◆ Exercise data
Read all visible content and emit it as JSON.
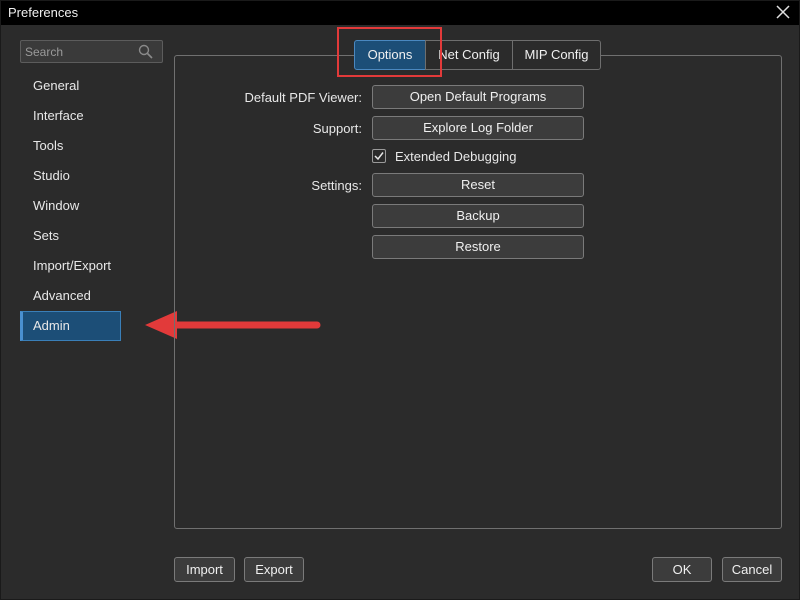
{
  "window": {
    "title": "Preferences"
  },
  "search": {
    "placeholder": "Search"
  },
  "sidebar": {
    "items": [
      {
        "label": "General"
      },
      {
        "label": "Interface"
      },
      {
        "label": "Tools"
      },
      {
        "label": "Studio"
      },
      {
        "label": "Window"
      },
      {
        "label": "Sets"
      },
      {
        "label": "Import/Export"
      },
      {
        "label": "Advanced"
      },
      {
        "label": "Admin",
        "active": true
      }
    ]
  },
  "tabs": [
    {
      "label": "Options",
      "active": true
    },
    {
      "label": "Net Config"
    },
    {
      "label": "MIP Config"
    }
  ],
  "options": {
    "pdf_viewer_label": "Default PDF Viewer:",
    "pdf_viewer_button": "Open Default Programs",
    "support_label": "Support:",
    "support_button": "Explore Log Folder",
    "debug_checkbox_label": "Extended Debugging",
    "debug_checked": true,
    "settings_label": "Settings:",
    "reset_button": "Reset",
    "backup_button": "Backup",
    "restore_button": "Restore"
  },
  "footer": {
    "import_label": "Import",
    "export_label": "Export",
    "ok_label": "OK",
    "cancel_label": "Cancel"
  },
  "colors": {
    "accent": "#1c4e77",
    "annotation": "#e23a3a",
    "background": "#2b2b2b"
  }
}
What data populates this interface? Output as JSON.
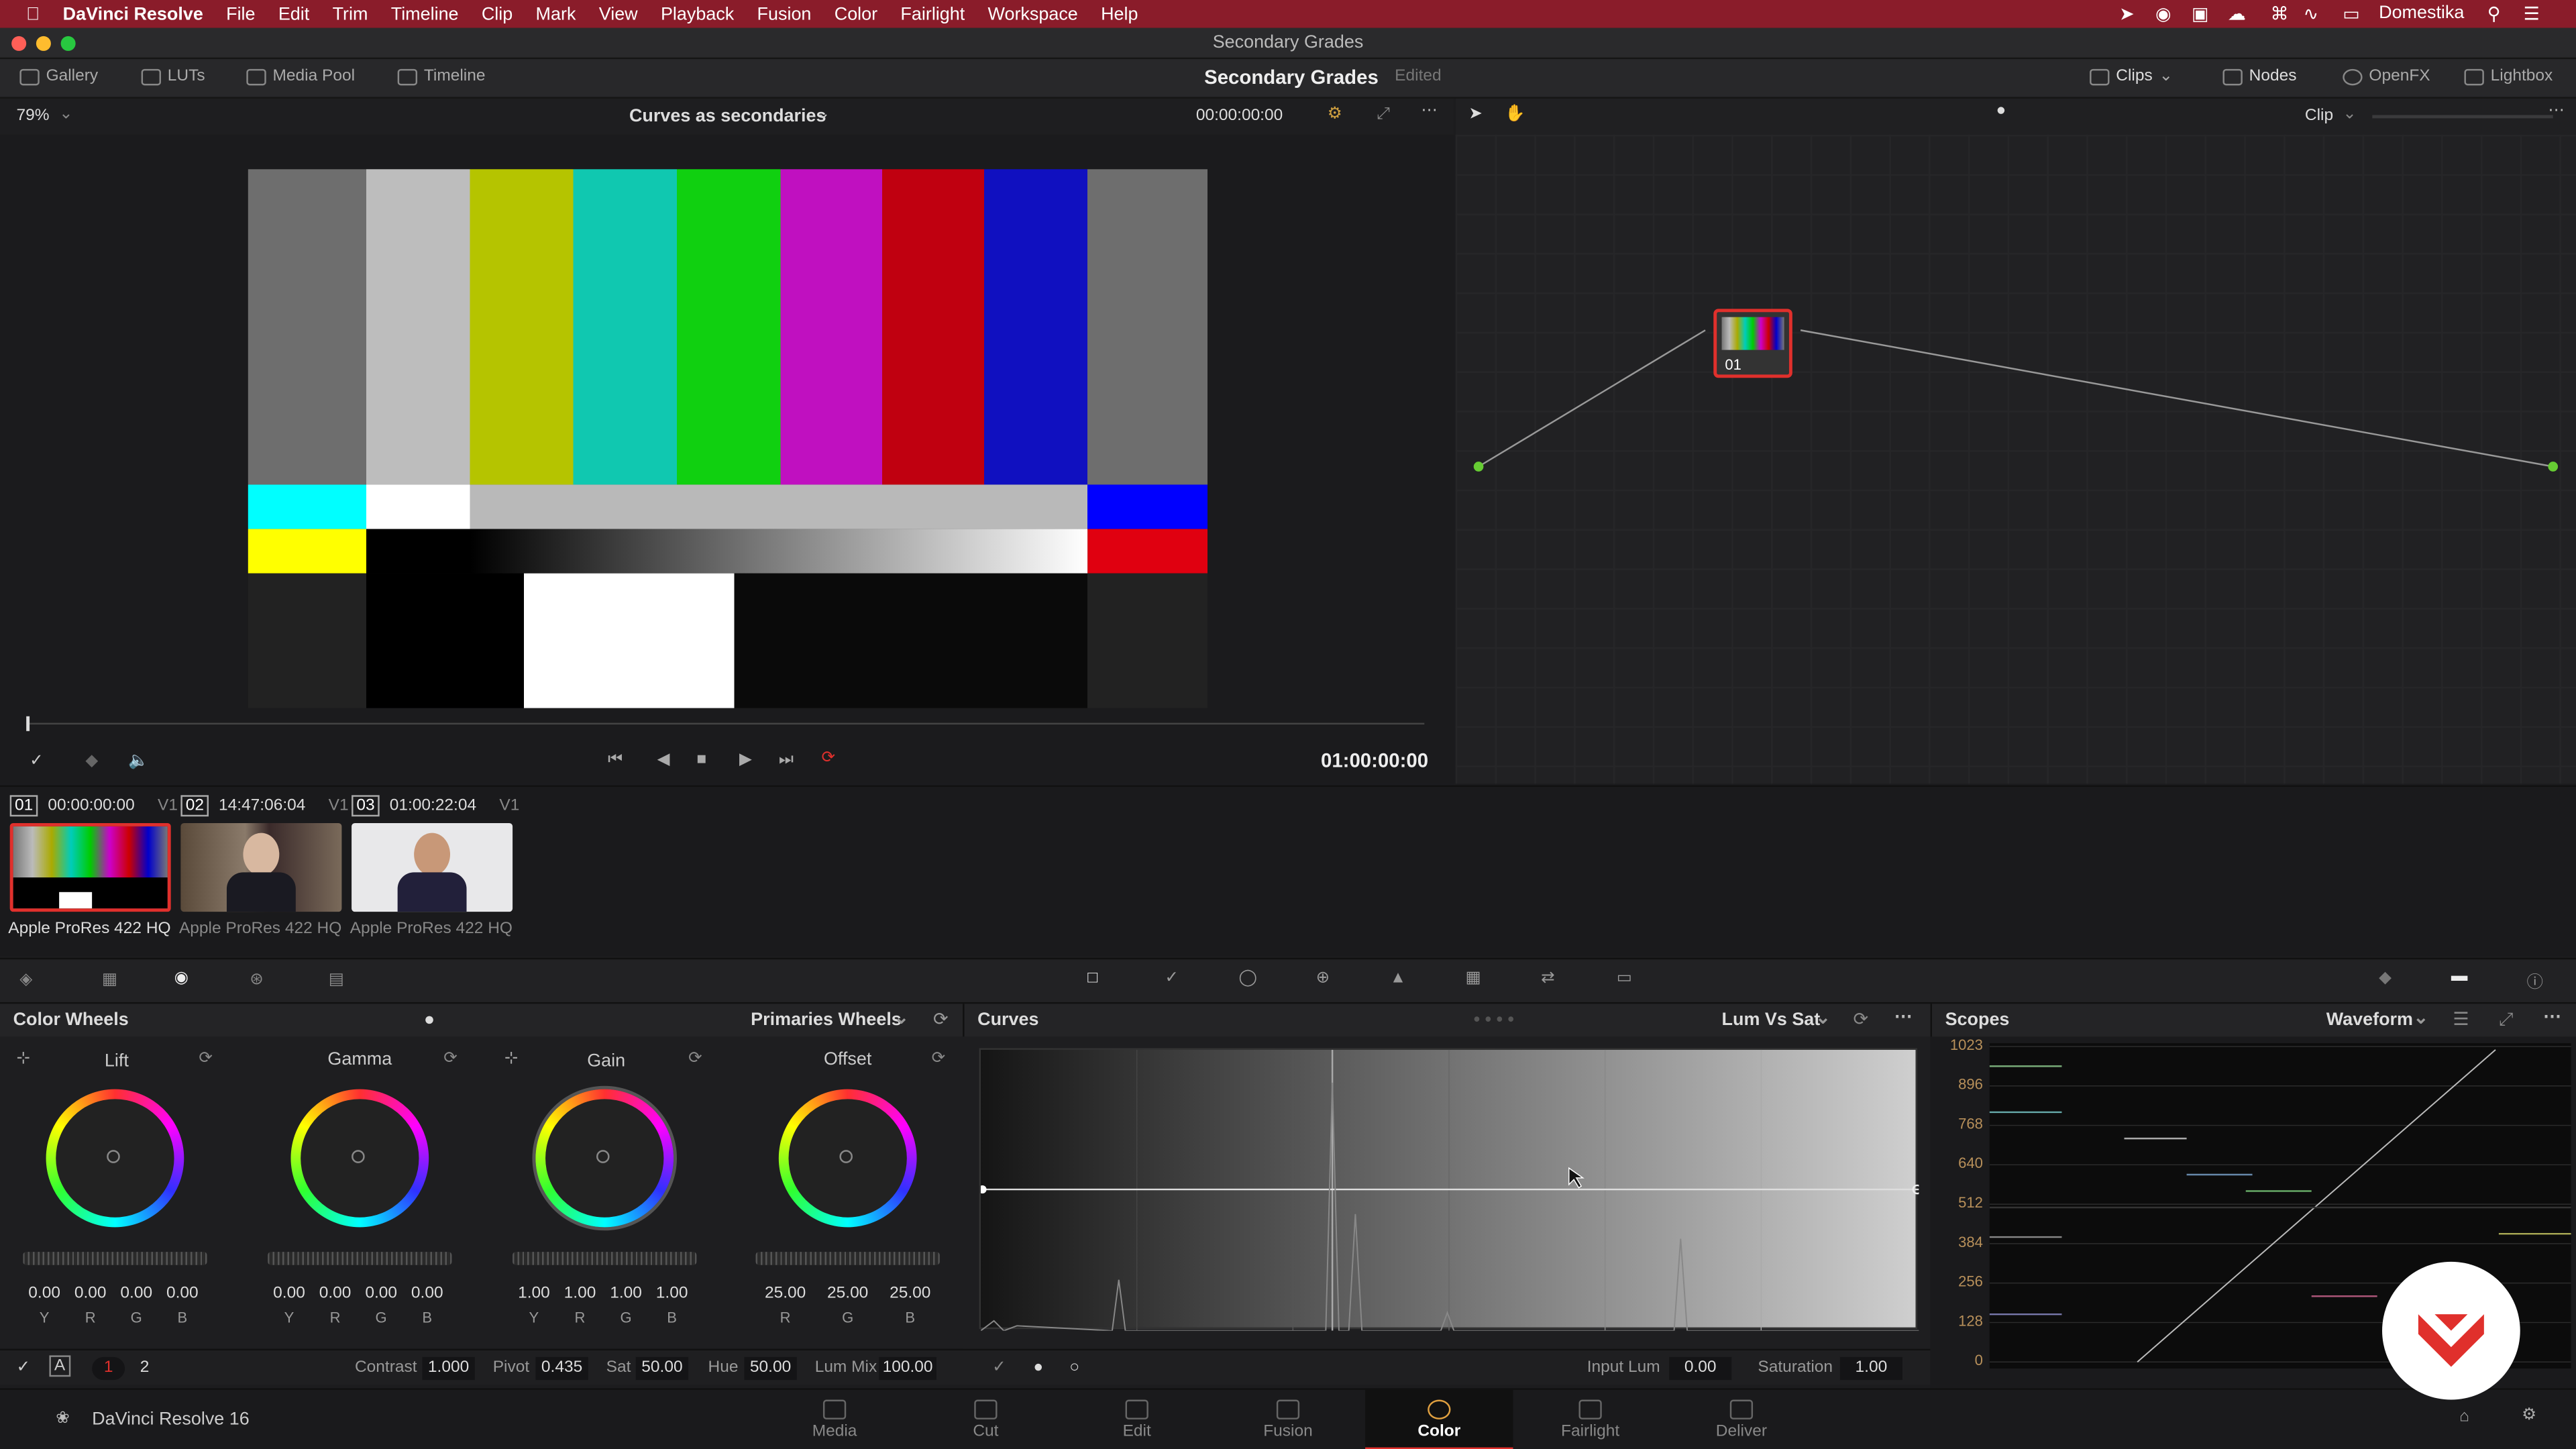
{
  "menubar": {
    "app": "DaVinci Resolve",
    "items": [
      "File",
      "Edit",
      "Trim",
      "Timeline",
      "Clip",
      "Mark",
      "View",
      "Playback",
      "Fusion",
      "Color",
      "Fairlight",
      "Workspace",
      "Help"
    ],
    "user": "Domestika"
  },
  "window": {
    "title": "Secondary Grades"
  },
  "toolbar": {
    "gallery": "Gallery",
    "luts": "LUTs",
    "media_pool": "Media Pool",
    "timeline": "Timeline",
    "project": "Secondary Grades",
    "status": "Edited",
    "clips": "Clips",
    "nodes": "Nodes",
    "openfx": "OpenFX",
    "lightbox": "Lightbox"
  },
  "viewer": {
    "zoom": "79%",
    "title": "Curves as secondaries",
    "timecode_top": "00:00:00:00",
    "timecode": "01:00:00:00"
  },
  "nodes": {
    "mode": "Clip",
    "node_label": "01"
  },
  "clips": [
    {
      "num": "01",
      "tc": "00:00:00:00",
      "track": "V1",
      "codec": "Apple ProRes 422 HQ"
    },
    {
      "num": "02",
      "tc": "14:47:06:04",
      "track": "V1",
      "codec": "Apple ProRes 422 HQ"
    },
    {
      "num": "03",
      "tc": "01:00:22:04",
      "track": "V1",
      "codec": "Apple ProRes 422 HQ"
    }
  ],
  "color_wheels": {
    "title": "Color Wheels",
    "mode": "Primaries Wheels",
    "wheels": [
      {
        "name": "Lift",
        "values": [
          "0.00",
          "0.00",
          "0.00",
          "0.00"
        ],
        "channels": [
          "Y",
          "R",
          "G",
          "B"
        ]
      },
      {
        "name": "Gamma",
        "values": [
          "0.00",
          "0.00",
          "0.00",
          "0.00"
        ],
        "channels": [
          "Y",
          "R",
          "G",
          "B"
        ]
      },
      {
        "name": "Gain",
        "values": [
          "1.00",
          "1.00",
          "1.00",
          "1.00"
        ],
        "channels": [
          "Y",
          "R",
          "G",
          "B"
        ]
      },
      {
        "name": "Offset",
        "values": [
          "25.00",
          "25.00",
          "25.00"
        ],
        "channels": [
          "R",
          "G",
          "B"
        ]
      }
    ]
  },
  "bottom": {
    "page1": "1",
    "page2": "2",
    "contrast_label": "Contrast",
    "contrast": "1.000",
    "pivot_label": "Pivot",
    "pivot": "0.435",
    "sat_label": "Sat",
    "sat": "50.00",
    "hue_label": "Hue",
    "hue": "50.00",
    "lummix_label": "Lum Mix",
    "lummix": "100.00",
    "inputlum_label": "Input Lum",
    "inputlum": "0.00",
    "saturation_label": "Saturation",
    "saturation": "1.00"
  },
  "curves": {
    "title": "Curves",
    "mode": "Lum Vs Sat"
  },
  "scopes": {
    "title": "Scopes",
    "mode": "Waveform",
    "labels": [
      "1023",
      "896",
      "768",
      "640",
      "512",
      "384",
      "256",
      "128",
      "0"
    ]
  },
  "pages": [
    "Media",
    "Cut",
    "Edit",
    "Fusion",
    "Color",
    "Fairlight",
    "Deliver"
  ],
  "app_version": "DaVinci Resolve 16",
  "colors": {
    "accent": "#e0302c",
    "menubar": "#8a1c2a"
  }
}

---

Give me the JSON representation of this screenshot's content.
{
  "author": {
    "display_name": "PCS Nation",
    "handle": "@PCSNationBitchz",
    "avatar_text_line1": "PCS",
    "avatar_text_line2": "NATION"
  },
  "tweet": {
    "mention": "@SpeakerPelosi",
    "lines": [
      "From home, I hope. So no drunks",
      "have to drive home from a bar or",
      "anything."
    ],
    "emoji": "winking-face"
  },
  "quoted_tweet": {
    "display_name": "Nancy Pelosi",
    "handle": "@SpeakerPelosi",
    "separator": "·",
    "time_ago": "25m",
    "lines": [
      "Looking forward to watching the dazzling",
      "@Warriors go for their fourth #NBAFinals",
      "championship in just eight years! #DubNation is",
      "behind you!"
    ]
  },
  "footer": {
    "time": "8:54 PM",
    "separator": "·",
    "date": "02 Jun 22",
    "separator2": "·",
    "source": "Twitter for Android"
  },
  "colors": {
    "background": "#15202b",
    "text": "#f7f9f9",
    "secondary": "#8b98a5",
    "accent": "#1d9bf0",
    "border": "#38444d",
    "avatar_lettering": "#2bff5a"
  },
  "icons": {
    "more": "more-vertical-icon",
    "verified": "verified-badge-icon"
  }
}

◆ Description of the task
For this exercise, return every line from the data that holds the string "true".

◆ Output for this exercise
        "active": true
      "active": true
    "debug_checked": true,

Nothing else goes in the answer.